Photo walk.

a I started out on Sunday, April 5th with high hopes of catching some signs of spring. It was sunny and that fact certainly lifted my spirits. This year's Winter in Winnipeg seems to have dragged on longer than usual. But I'm no meteorologist. The weather was a lot colder and windier than I had hoped. My hope tricked me into leaving my hoodie at home, and I flirted with frostbite. But I had a glorious day, and I have some photos to post of some of the interesting things I found.

First, let me introduce to you something that you have probably had experience with at one point or another if you spend any time walking in nature. Especially if you have a dog.

As far as I have been able to narrow it down, this is called a "Common Burdock". I have dug up a few interesting things on the web about this plant. In Manitoba, it is a non-native species of biannual weed. It originally comes from Europe and Asia. Certain parts of it are edible, other parts are poisonous. The "burs" inspired the invention of Velcro. Nature did it first!

The burs, are used by the plant to spread it's seed by attaching them to animals as hitch hikers. Strangely enough however, on occasion it has been known to snare small species of birds, who get caught on the burs. As small as they are, the birds can not remove themselves, and the burs remain attached to the parent plant. The birds die of starvation unable to extricate themselves.

There were definitely some hints of spring as I walked about. I saw melt water running into the Red River, which was still quite frozen in most parts. I did see some geese eventually land in the tiny open spots on the river near me. I think they were as confused as I was about the cold. I had to stop and shoot this group of icicles shining in the sun. I watched the drips like watching a clock counting down to spring a second at a time.

I also made my way over to the Manitoba Legislature.
The river walk is closed, as it is mostly under water and ice, but I spent some time photographing and reading various placards to be found around the main building. The artistry is really quite interesting. One day I fully intend to take advantage of an internal tour of the building.
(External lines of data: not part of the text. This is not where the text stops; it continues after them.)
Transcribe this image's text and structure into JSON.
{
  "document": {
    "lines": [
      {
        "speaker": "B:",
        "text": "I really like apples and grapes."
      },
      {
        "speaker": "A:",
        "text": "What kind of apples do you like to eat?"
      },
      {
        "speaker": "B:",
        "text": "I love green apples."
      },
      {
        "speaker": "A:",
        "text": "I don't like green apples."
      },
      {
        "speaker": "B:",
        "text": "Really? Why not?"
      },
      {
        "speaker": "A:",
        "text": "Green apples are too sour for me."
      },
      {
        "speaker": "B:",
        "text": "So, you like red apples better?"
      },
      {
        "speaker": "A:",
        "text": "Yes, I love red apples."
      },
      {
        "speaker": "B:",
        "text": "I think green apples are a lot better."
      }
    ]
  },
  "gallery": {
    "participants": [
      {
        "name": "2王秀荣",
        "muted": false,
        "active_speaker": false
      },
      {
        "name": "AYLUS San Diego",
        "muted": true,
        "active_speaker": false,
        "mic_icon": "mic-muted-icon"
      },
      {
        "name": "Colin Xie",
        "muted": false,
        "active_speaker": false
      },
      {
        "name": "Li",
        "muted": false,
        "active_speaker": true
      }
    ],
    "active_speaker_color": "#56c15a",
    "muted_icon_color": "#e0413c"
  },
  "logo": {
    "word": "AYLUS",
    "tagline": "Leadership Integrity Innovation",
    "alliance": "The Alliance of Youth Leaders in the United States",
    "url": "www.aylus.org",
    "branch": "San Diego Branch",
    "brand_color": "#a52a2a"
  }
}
One thing that really caught my eye was the Egyptian looking sphinx perched atop the north end of the building. There are supposedly many secrets locked in the architecture of this building, and I'm sure that the sphinx have something to hide, but I don't know what. It brings to mind the adventures of Robert Langdon in "The De Vinci Code".

Secrets aside, nothing can take away from the sheer beauty of the building, and the artwork it contains. Take the golden boy for example. I drive by him every day on the way to work, but seldom take a moment to really have a look.

He is guilded in 23.75 karat gold. He weighs 1650 kg (3,640 lb). He was modeled after the Roman messenger god of trade, profit and commerce Mercury. He was purchased from French sculptor Charles Gardet, of Paris. The golden boy had an adventure in WWI. On his trip to Canada, his ship was commandiered to serve in the war. He made several trips across the Atlantic ocean before finally landing in Halifax and being placed on the building in 1919.

Just as my self guided "tour" of the legislature was wrapping up, I heard sirens from all over the place, and saw two marked police vehicles and a "ghost car" whiz by, which I figured might make a nice action shot, so I snapped up the chance. It was a spur of the moment decision, which turned out great. Not perfect, due to the unpredictability of the subject, but I am fairly happy with the outcome. I will try again if the chance ever arises again.

Thanks for reading!